Even when the crisis passes, the massive structural problem will remain. Since regulators are down for the duration, today’s task is organizing and lawsuits.
How to get help
First things first -- contact your banking institution or lender. The list of institutions willing to work with their customers has grown as the crisis has ground on. Earlier lists can be found at Credit Union Journal , Vice.com, or the Credit Union National Association. Even if not listed, your bank or credit union may be willing to negotiate. Call them.
Second, keep in mind what you are likely to be able to ask for. The resources listed above name a variety of forms of relief including lines of credit at no or low interest, payment deferral agreements, loan modifications and additional personal solutions.
A spokesperson for Wells Fargo has said that the bank will reverse monthly service and overdraft fees for those who are employed by a closed government agency. Capital One Bank and Chase Bank have made similar offers. Huntington Bancshares will waive overdraft fees on existing accounts that belong to federal workers who are out of work. Refunds on overdrafts will be backdated to Dec. 23 and the policy will remain in effect for the duration of the shutdown. This list is hardly exclusive.

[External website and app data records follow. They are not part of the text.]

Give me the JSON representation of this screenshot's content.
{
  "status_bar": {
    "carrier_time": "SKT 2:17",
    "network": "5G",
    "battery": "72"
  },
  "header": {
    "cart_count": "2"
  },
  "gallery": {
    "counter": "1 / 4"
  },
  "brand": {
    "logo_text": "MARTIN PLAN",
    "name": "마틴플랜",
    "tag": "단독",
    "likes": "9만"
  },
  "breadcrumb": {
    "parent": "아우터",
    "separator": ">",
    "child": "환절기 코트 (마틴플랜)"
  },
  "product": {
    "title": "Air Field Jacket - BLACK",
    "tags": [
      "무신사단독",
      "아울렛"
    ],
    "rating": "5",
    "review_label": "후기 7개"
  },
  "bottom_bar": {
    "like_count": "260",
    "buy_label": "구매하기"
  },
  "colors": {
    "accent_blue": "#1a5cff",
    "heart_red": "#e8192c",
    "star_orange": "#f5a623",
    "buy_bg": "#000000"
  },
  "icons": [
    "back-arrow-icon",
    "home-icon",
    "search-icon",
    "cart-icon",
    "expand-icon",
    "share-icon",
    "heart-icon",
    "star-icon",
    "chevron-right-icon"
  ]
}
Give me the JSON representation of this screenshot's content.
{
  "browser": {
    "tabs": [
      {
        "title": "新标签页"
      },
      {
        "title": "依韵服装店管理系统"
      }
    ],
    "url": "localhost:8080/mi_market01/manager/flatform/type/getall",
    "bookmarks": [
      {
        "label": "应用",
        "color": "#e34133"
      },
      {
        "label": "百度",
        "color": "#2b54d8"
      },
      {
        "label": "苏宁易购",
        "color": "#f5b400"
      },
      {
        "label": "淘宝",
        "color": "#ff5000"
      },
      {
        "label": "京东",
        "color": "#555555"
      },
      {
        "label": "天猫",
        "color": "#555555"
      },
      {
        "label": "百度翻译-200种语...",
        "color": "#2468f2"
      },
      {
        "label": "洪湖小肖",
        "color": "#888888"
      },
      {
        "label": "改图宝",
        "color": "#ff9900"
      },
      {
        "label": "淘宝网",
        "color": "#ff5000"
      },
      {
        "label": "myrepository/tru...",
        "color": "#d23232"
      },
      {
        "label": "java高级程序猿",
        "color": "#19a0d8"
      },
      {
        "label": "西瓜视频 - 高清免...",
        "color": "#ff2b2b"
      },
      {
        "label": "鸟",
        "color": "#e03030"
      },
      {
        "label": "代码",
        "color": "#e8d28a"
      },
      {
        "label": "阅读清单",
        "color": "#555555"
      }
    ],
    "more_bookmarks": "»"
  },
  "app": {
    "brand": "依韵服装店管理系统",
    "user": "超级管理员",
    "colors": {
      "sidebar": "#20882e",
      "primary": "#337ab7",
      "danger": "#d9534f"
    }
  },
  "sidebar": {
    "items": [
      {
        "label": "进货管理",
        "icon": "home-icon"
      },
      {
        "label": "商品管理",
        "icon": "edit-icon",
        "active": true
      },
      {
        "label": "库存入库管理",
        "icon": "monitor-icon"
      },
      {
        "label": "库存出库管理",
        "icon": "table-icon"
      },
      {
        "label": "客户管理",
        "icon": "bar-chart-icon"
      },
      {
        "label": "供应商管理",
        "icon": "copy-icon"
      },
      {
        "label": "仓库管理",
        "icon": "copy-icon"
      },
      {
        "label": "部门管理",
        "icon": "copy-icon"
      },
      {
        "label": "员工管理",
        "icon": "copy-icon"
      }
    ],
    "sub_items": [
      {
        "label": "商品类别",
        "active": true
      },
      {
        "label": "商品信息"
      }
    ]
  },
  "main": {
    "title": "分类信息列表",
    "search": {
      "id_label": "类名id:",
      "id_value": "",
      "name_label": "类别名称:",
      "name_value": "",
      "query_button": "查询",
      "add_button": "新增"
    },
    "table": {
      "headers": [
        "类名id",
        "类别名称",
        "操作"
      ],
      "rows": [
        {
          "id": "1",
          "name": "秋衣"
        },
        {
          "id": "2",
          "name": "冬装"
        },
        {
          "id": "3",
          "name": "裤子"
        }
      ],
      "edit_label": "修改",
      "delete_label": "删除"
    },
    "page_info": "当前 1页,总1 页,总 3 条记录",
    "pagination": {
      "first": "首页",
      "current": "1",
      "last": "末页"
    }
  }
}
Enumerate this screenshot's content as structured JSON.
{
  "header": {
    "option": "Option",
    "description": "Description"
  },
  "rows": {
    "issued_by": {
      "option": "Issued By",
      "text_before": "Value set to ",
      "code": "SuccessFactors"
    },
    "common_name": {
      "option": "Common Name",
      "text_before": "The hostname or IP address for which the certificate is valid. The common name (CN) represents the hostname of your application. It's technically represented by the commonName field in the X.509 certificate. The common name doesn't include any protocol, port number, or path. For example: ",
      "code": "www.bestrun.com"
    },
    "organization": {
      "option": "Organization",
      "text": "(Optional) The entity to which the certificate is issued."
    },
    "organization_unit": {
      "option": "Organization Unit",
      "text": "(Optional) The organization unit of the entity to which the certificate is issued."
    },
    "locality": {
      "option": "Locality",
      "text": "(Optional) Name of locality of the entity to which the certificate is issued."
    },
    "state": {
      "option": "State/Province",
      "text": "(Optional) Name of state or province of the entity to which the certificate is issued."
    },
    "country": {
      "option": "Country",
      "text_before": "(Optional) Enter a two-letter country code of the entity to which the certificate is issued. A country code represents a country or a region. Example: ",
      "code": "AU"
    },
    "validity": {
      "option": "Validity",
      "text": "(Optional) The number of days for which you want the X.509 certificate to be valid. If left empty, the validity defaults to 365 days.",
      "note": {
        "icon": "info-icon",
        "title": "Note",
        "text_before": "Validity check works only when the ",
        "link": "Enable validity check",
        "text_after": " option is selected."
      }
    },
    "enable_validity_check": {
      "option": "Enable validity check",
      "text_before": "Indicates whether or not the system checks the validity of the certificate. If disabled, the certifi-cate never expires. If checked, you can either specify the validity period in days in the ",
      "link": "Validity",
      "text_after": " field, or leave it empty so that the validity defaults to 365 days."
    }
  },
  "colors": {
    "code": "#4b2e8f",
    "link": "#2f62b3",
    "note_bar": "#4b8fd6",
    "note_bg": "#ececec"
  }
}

After the alligators, what about draining the swamp?
One way or another, this too shall pass. Except that it may not for federal contractors, who do not appear to be covered by the special provisions offered by many banks and credit unions. It also won’t for many younger and financially marginalized banking customers.
According to a 2010 report by Georgetown University Law Professor Adam Levitin, overdraft fees make up six to seven percent of credit union gross revenues. Those fees are far more likely to be assessed on the accounts of the young and financially vulnerable consumers. Banks and credit unions have a big financial incentive to charge overdraft fees, and they particularly affect people who may not have the financial wherewithal or the sophistication to fight back.
More than half of the customers hit with overdraft fees earned less than $40,000 per year. Non-whites are 83 percent more likely to pay an overdraft fee than whites. These folks were hurting before the shutdown. It’s worse for them now. The informational upside for everyone else is that perhaps now more people understand the problem.
Among the core issues addressed in recent excessive overdraft fee lawsuits are the linked banking practices of (1) placing a “hold” on pending debit card transactions and deposits (which lowers the balance)and (2) reordering transactions to maximize the number of overdraft fees assessed.
The subsidiary issue that arises in many situations is whether these practices are adequately disclosed to customers who sign up for overdraft protection. Customers who forego this innocuously-titled “protection” are much less at risk of excessive overdraft charges. Weirdly, less bank protection may mean more financial safety for small accountholders.
Banking customers have had success with excessive overdraft fee lawsuits. In 2017, Bank of America settled an excessive overdraft fee lawsuit for $66.6 million. HSBC settled a similar lawsuit for $32 million. More recently, Navy Federal Credit Union offered to pay up to $25 million in settlement. Landmark Credit Union, Capital One and US Bank, have also chosen to settle rather than to proceed to litigation.
Anyone heard from the CFPB lately?
The Consumer Financial Protection Bureau (CFPB), created under Dodd-Frank was charged with protecting consumers from the kinds of excess that led to the financial crisis of 2008. As far back as 2015, the agency had targeted the hold-and-reorder scheme for further scrutiny. However, much of its regulatory agenda had stalled even before the shutdown, which has generally further sidelined financial services regulators.
READ MORE CREDIT UNION EXCESSIVE OVERDRAFT FEES LEGAL NEWS
This is neither helpful nor productive, however. If you believe you have been mistreated by your bank, there are affirmative steps you can take. Chief among them is to contact an attorney. There is precedent for relief, at least from the excessive overcharge fees part of the puzzle.